YOU CAN THANK THANKSGIVING FOR YOUR HORMONES GOING HAYWIRE
Thanksgiving…we wait 365 days for the opportunity to eat ourselves into a food coma. Today, Thanksgiving has become the Super Bowl of eating like a horse, unable to ever rein it in. “Unbuckle Our Belts” has become the Thanksgiving Day anthem. The bar flies open. We eat before we eat. Platters of calorie-laden treats tempt us even before we even pull a chair up to the table. And that’s where the real feast begins; ta-da…the main event. An obscenely huge turkey with its everyone-will-fight-over greasy, crisp turkey skin. Thick, thick creamy gravy; a virtual bacchanalia of butter. Bowls of sugar laden cranberry sauce. Mounds of potatoes. (Oooo those tiny little marshmallows) Gobs of green bean casserole. But wait, oh wait, don’t stop there. Dessert! Caramel apple snickers cake, chocolate bourbon pecan pie, triple cream pumpkin cheesecake (be still, my stomach.) all topped with endless mounds of whipped cream. Oh happy day. Right? Thanksgiving might be something you celebrate, but for your hormones, it’s a yearly hard-core smorgasbord of gastric misery.
WHAT’S GUT GOT TO DO WITH IT?
The gut is the body’s largest hormone-producing organ, releasing more than 20 different peptide hormones. These gastrointestinal hormones (or gut hormones) constitute a group of hormones secreted by cells in the stomach, pancreas, and small intestine that control various functions of the digestive organs. Is there a link between hormones and heaving food uncontrollably into your body? Without question. And how they link up is enough to make you want to give the whole binging thing up. But, of course, who would ever even consider such a thing? Thanksgiving really gets you in the gut in endless ways. At some point of packing it in, your gorge gauge explodes releasing levels of these hormones that can make you nauseous and make your body work harder, the digestive overload requiring the heart to pump more blood to the stomach and intestines. It’s a digestive disaster.
A NICE BIG HEAPING OF HEARTBURN. (AND WORSE)
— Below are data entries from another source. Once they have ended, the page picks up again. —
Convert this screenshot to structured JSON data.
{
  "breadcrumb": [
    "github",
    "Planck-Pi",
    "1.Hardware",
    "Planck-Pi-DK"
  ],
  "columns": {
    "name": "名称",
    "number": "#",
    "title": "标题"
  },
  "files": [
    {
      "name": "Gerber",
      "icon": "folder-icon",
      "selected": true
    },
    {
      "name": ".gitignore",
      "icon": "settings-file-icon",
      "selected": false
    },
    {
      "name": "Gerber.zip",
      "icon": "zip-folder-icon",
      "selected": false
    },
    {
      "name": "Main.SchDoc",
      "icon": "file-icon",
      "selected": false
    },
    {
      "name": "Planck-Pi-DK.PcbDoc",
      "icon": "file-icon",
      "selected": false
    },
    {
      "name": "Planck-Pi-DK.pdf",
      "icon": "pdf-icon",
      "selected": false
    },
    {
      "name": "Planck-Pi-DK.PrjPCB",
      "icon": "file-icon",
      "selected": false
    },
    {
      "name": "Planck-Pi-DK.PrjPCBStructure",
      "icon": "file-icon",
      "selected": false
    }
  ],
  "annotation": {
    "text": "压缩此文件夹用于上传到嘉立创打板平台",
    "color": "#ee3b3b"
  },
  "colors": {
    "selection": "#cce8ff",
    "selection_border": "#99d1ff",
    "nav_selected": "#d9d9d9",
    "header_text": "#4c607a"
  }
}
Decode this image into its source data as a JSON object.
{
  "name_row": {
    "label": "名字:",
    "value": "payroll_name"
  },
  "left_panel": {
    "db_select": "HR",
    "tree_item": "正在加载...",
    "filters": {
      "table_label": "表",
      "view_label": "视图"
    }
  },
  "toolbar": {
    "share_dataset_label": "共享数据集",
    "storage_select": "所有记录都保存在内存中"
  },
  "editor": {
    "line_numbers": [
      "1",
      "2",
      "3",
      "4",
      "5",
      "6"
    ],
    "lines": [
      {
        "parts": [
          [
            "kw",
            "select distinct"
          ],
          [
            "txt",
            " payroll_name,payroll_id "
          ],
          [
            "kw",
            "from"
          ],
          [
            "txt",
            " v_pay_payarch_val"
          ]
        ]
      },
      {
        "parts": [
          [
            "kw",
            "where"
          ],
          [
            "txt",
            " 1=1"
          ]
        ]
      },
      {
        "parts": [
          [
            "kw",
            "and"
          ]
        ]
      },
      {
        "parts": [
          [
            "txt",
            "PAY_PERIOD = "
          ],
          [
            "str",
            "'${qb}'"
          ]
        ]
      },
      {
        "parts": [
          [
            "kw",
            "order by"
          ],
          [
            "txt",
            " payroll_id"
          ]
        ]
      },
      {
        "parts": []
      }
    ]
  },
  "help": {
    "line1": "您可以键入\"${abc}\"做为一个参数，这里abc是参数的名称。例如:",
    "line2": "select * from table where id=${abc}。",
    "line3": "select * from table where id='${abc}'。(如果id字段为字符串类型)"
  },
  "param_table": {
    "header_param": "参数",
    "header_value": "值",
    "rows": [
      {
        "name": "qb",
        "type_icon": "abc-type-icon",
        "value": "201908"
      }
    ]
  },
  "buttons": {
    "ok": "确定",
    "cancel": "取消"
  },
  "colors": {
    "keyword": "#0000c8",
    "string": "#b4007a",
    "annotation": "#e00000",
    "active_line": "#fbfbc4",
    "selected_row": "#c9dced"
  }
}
After about 1,500 calories (and the average for a typical Thanksgiving meal is 3,000) the gut hormones go wild. Imbalances of these hormones can influence the movement of food through the intestines—some by speeding the process up, causing diarrhea, gas (gross) and abdominal pain; and others by slowing things down, causing bloating and constipation. And that burning that seems to crawl up your esophagus and out of your mouth in a belch that’s more like a roar? That’s acid reflux and it is not a comfortable condition. This acid reflux or Gerd as it is often referred to can actually make people feel like they’re having a heart attack and send them rushing to the hospital. On Thanksgiving, there’s an emergency room overload.
KEEPING YOUR HORMONES HEALTHY IS GRAVY
If you’re like most people, it’s a good chance that you’re going to regret what you shoveled in. That’s why it’s a smart idea to make an appointment ahead of time to see the hormone professionals at Denver Hormone Health. No one in the Denver area knows more about the effect unbalanced hormones can have on your body. Their skill and expertise match their care and understanding (which is something you’ll appreciate when it comes to discussing your holiday carb-o-bliss and fat-frenzy.) With simple tests, the hormone specialists at Denver Hormone Health can tell where you where your hormone levels stand and what exactly you should do about it. With their help Thanksgiving can be a fabulous feast instead of something you just can’t stomach. Contact Denver Hormone Health now. It’s something you’ll be more than grateful for.